This process of only having a handful of ongoings that cycle in and out alongside a slew of limited series and crossover stories was what got the universe kicked off and pretty much is the same way they handle titles to this very day. Many of the characters have had numerous relaunches and even soft reboots along the way. 

While the company was basically sold off again in 2018 to DMG Entertainment, who previously owned 57% and now owns 100%, and figures like Simons, Cuneo, and Shamdasani left, the success of this relaunch hasn’t abated. The books are still going pretty strong with the launch pattern still being followed as titles rotate in and out. The biggest sign of success is how the characters have expanded beyond the comics into wider media realms. 

There was a Bloodshot film from Sony Pictures starring Vin Diesel on the big screen (and quickly in homes) in early 2020. A whole cinematic universe was meant to happen at various points through a few studios but so far hasn’t materialized, but Bloodshot is reportedly getting a sequel.  

There was also a short-lived web series/short film called Ninjak vs the Valiant Universe in 2018 and even a live-streamed TTRPG series from Hyper (formerly Hyper RPG) officially sanctioned by Valiant to tie into their second Harbinger Wars event.
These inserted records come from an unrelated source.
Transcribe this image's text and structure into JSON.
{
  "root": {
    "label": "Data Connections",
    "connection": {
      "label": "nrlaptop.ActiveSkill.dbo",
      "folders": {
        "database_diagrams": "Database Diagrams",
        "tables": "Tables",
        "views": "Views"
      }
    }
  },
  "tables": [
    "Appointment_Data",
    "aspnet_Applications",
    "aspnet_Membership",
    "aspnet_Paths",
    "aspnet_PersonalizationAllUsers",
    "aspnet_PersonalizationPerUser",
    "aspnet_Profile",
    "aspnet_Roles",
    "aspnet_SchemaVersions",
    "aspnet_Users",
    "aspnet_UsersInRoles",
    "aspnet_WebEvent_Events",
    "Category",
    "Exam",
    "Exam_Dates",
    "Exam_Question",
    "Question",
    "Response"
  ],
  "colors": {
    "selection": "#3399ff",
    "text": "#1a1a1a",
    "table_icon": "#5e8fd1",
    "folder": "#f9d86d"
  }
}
The Russo brothers (of Community and various Marvel Cinematic Universe films) are even reportedly developing a Quantum & Woody TV series. 

This is a reboot that can easily be placed into the successful category. 

Next Week: Family is family, no matter the retcon